Huang Chung Chih
An aging inhabitants and its destructive implications for the international financial system has been a fret among economists for some time now.
A shrinking operating-age inhabitants, coupled with longer daily life spans and retirements, implies there will be fewer operating people today around to carry the load of supporting a larger non-operating inhabitants.
The entire world inhabitants above 65 a long time old will shortly be larger than the inhabitants below five years old, according to the US Census Bureau.
All this gloomy information about a demographic catastrophe, on the other hand, may well not be as big of a problem as feared, considering the fact that an growing older inhabitants does not necessarily guide to slower development. Which is according to analysis by Daron Acemoglu and Pascual Restrepo from the Massachusetts Institute of Know-how.
“There is no evidence of a destructive connection between growing older and GDP for every capita,” they wrote in a paper entitled “Secular Stagnation? The Outcome of Growing old on Economic Advancement in the Age of Automation.” The paper carries on, “On the opposite, the connection is considerably positive in quite a few requirements.”
“Due to the fact the early 1990s or 2000s, the intervals usually viewed as the beginning of the adverse effects of growing older in a great deal of the superior entire world, there is no destructive affiliation between growing older and decrease GDP for every capita,” they discover in their analysis.
The authors say this could be be due to the elevated adoption of technology. “This counterintuitive finding may well reflect the additional fast adoption of automation technologies in nations around the world undergoing additional pronounced demographic adjustments,” they said, which includes a chart showing the connection between growing older populations and adoption of robots:

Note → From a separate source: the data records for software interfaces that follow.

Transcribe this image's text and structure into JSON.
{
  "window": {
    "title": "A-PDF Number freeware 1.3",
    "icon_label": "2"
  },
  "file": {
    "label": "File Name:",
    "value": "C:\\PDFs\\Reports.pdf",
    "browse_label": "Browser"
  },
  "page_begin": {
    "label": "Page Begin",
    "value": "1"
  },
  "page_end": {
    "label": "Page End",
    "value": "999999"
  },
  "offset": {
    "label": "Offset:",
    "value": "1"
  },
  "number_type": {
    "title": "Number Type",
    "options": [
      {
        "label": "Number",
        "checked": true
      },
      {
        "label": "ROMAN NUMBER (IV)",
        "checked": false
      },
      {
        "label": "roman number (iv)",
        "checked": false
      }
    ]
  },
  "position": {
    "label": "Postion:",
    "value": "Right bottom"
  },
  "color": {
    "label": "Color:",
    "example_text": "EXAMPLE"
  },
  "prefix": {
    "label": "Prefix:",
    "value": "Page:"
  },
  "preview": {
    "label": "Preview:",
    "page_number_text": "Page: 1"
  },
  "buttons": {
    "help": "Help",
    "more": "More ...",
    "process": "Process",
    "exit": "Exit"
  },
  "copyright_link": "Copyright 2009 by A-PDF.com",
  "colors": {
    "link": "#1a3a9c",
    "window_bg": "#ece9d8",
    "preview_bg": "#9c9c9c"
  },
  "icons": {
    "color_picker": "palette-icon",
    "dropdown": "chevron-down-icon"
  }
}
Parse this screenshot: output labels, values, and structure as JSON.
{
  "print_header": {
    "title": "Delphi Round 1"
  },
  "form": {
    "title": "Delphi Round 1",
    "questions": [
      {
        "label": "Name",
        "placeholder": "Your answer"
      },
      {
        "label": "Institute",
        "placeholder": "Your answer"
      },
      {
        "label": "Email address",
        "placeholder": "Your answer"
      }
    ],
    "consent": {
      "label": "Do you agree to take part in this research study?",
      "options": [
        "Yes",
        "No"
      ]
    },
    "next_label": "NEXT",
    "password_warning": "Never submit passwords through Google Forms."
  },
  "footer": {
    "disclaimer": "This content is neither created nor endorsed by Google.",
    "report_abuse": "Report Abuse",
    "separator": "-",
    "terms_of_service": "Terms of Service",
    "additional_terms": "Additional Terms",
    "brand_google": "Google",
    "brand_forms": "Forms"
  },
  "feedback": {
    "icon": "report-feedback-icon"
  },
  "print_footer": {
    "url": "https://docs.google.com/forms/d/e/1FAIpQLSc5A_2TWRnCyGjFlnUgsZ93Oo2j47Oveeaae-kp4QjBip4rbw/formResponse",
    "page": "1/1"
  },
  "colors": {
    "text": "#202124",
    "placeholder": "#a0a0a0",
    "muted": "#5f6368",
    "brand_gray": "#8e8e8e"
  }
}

In fact, the increasing scarcity of labor owing to growing older may well truly be spurring the elevated adoption of labor-saving technology. “A shortage of youthful and middle-aged employees can induce so a great deal additional adoption of new automation technologies that the destructive effects of labor scarcity could be completely neutralized or even reversed,” they notice.